======== Information supplied

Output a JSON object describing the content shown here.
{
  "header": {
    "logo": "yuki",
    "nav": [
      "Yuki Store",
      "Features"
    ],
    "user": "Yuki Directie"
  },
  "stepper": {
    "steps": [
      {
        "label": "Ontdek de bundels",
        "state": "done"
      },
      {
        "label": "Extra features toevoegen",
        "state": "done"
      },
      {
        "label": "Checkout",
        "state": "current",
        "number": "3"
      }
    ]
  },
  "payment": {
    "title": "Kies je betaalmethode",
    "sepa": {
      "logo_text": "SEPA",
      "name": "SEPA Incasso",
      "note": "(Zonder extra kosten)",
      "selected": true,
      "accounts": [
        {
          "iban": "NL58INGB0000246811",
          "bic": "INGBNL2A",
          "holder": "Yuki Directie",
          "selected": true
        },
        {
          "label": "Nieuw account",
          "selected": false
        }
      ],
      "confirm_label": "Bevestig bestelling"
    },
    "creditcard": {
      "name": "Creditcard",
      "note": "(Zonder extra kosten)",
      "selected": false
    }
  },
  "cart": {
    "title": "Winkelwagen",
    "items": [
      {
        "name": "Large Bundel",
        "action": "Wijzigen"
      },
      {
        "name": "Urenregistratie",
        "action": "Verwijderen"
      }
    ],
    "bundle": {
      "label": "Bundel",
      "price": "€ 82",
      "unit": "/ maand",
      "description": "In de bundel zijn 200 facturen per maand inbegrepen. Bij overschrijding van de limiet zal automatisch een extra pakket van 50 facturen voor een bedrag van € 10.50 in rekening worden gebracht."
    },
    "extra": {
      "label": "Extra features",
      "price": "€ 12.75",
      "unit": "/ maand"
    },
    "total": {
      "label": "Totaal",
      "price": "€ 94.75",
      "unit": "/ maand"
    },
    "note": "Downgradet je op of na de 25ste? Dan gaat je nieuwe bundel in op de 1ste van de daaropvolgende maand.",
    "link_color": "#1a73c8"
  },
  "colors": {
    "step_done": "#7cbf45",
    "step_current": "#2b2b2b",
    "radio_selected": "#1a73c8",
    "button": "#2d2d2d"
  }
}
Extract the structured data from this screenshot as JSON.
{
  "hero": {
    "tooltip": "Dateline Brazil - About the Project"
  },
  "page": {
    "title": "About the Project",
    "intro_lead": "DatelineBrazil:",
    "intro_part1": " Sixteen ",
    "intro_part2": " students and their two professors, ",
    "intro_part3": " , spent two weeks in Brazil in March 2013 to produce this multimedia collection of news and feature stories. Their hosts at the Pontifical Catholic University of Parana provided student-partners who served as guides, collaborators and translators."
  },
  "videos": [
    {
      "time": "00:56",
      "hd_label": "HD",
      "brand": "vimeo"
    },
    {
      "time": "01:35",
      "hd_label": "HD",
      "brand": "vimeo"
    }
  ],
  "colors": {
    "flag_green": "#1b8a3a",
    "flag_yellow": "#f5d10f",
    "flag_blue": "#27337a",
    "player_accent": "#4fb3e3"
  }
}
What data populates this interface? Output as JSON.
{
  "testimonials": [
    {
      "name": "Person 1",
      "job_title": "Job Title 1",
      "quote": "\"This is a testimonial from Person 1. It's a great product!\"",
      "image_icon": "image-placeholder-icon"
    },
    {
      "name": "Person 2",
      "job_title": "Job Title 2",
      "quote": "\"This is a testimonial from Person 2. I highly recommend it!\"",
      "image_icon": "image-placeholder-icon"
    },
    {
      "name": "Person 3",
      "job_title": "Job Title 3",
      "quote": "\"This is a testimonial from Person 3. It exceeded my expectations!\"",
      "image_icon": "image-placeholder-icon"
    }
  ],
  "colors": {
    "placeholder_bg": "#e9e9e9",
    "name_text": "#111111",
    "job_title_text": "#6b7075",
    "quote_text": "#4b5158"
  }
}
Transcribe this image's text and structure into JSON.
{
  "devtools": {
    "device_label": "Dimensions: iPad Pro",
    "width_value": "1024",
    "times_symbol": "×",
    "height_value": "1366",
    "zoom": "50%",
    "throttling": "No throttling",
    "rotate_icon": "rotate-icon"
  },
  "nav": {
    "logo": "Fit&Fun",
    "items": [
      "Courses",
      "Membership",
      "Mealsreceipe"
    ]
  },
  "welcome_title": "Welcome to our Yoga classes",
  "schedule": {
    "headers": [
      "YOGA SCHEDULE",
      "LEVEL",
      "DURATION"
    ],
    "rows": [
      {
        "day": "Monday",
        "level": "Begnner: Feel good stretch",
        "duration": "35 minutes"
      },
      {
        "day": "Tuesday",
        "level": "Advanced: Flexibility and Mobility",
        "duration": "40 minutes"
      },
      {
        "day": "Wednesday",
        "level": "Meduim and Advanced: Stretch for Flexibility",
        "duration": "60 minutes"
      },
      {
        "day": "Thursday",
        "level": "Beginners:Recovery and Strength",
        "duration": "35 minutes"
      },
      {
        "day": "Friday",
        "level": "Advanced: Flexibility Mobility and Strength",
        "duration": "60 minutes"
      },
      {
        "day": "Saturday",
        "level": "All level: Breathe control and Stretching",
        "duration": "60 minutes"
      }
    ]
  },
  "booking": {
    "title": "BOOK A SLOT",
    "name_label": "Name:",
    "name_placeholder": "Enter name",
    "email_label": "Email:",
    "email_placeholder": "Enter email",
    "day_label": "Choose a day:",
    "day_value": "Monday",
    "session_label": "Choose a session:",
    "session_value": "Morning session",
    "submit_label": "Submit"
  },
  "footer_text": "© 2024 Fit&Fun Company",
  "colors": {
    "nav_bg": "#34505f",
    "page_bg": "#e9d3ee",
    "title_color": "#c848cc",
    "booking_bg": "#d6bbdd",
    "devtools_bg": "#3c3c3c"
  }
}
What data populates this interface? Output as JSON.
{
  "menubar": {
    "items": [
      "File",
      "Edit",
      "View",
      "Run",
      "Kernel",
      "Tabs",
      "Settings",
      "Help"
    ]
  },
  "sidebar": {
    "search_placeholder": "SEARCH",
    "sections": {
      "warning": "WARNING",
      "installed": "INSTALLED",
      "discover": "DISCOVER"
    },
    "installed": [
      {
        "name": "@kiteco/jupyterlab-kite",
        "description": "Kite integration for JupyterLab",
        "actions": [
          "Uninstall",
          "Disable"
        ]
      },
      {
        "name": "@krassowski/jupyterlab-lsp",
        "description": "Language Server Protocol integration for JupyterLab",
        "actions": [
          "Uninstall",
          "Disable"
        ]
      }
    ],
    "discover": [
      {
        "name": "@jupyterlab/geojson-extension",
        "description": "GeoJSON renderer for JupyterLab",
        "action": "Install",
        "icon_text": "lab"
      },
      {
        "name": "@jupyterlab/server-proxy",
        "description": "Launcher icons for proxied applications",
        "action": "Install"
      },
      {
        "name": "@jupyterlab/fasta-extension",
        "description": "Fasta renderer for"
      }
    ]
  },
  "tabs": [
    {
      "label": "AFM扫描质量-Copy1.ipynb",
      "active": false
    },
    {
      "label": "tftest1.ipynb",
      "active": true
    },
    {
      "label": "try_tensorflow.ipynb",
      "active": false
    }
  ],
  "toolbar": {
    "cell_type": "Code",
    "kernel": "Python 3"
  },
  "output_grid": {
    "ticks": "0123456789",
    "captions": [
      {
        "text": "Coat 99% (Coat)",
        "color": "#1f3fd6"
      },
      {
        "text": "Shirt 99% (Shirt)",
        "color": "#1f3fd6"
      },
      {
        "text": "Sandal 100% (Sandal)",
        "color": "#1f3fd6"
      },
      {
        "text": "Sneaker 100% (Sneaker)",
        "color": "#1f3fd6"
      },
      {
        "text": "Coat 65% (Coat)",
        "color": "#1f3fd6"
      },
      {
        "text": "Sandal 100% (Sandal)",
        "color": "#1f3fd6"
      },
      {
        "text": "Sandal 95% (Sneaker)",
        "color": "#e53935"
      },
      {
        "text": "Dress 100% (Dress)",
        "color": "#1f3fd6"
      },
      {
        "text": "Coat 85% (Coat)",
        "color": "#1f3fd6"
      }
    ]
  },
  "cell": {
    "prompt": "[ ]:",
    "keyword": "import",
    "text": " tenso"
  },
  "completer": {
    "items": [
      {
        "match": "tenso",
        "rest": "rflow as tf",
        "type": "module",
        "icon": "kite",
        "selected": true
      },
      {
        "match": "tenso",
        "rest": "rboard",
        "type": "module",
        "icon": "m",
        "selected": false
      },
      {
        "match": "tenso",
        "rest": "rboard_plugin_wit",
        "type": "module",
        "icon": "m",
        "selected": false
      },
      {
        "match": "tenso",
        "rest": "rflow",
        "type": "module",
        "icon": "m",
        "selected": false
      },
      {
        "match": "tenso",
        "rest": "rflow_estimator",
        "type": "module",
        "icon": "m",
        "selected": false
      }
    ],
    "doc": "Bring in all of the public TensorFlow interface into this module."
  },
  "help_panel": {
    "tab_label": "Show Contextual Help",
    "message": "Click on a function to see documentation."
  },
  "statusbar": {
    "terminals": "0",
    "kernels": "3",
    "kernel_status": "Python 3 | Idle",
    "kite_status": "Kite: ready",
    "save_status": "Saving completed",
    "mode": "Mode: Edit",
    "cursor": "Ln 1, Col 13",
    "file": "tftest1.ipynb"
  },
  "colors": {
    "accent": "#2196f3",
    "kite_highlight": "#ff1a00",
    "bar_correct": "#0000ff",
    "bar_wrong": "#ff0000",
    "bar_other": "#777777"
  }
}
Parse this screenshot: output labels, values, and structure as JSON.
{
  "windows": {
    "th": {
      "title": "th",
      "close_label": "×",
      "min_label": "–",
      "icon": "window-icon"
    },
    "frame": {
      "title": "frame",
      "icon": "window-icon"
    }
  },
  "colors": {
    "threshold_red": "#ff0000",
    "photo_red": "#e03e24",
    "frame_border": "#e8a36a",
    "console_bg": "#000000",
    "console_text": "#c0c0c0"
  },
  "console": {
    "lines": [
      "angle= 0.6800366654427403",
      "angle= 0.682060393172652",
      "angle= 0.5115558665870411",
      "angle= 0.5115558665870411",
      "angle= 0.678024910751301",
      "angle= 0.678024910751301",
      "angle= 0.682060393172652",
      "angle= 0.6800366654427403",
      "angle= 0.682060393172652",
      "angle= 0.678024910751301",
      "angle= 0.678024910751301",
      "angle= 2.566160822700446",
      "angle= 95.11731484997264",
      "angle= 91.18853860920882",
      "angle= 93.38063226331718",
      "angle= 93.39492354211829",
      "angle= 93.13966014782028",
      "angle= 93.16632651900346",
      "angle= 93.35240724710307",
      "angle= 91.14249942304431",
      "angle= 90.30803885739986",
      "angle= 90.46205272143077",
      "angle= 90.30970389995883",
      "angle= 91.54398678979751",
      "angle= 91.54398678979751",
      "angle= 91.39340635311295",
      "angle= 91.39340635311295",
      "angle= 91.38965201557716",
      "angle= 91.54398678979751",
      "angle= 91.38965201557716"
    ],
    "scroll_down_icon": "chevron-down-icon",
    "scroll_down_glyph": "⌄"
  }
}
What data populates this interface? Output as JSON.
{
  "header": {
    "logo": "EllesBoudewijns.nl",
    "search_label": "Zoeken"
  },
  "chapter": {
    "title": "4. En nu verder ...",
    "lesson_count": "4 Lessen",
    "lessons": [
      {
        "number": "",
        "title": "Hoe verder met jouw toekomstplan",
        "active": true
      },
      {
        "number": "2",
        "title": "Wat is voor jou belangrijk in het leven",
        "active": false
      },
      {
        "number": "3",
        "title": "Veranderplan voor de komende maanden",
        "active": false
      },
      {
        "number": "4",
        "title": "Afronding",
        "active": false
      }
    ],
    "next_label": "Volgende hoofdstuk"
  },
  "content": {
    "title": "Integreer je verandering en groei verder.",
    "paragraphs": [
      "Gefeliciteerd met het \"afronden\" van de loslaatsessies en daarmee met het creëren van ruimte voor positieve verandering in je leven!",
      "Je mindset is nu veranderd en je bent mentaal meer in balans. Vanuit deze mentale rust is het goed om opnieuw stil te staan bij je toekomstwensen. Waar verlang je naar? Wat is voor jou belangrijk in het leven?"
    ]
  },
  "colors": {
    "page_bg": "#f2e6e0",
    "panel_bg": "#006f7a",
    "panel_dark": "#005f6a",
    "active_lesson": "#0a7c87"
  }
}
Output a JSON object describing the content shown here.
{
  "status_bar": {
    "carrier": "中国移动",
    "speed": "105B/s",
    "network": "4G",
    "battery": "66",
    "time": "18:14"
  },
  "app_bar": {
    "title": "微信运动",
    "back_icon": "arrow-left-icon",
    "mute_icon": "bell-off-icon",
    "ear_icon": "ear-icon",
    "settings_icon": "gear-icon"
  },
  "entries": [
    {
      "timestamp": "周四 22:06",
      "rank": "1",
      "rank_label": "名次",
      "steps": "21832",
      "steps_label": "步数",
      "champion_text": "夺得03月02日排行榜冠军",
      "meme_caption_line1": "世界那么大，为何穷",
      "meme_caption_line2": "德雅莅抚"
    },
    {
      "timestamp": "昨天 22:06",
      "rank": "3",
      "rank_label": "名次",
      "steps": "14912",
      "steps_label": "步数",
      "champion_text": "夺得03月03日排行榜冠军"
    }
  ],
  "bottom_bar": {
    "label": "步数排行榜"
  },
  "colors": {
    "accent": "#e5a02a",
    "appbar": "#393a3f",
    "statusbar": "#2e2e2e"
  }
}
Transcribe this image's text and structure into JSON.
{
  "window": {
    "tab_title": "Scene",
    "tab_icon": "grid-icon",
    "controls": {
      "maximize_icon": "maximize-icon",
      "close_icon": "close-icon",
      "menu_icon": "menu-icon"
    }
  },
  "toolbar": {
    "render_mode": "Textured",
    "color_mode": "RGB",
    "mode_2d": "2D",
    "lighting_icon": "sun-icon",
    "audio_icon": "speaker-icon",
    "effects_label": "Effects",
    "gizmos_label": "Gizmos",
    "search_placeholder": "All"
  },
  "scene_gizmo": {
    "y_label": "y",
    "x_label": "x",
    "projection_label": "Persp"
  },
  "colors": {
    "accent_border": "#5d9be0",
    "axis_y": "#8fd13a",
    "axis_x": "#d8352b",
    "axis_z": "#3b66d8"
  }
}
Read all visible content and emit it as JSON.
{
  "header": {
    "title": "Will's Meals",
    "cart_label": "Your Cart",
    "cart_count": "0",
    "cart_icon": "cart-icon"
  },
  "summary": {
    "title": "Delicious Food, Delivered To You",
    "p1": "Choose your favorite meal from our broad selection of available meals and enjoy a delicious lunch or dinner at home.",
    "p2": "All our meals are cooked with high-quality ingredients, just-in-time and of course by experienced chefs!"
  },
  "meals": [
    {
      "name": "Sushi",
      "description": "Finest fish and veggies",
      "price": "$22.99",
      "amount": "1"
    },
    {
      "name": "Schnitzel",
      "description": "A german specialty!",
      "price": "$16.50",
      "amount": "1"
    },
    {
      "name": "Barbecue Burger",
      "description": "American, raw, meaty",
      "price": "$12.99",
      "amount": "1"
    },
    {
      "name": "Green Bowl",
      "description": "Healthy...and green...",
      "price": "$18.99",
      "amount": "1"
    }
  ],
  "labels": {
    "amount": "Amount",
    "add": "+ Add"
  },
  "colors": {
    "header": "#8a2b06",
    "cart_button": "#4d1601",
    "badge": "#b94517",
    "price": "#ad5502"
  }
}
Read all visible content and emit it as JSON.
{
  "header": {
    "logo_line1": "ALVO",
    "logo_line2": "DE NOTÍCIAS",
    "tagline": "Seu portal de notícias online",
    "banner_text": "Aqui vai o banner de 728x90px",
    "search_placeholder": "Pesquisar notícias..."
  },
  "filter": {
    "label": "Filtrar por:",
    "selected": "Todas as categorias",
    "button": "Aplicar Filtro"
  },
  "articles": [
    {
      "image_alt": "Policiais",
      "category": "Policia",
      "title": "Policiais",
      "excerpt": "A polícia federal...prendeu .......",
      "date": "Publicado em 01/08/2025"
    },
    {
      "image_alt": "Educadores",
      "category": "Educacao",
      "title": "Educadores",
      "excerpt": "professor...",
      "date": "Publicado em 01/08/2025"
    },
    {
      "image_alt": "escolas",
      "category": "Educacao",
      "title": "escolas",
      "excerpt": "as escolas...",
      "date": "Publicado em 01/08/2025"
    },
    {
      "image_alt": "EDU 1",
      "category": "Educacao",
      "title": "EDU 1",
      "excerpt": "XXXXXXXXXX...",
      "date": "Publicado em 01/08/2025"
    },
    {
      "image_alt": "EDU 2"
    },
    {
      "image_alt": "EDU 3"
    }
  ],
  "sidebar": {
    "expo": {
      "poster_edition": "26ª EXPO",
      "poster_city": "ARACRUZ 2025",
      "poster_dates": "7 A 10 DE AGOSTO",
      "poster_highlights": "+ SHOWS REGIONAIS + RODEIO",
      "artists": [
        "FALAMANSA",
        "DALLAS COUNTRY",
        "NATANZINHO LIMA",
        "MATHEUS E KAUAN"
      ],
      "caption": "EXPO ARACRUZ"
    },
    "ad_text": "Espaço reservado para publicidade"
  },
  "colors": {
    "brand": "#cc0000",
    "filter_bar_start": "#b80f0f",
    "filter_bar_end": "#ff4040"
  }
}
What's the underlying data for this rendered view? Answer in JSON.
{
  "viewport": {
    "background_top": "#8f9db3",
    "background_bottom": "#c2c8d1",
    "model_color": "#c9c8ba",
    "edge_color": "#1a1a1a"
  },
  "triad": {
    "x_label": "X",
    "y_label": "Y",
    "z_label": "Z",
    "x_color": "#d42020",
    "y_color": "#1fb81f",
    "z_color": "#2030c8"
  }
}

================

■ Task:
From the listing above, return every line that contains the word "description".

■ Exercise result:
      "description": "In de bundel zijn 200 facturen per maand inbegrepen. Bij overschrijding van de limiet zal automatisch een extra pakket van 50 facturen voor een bedrag van € 10.50 in rekening worden gebracht."
        "description": "Kite integration for JupyterLab",
        "description": "Language Server Protocol integration for JupyterLab",
        "description": "GeoJSON renderer for JupyterLab",
        "description": "Launcher icons for proxied applications",
        "description": "Fasta renderer for"
      "description": "Finest fish and veggies",
      "description": "A german specialty!",
      "description": "American, raw, meaty",
      "description": "Healthy...and green...",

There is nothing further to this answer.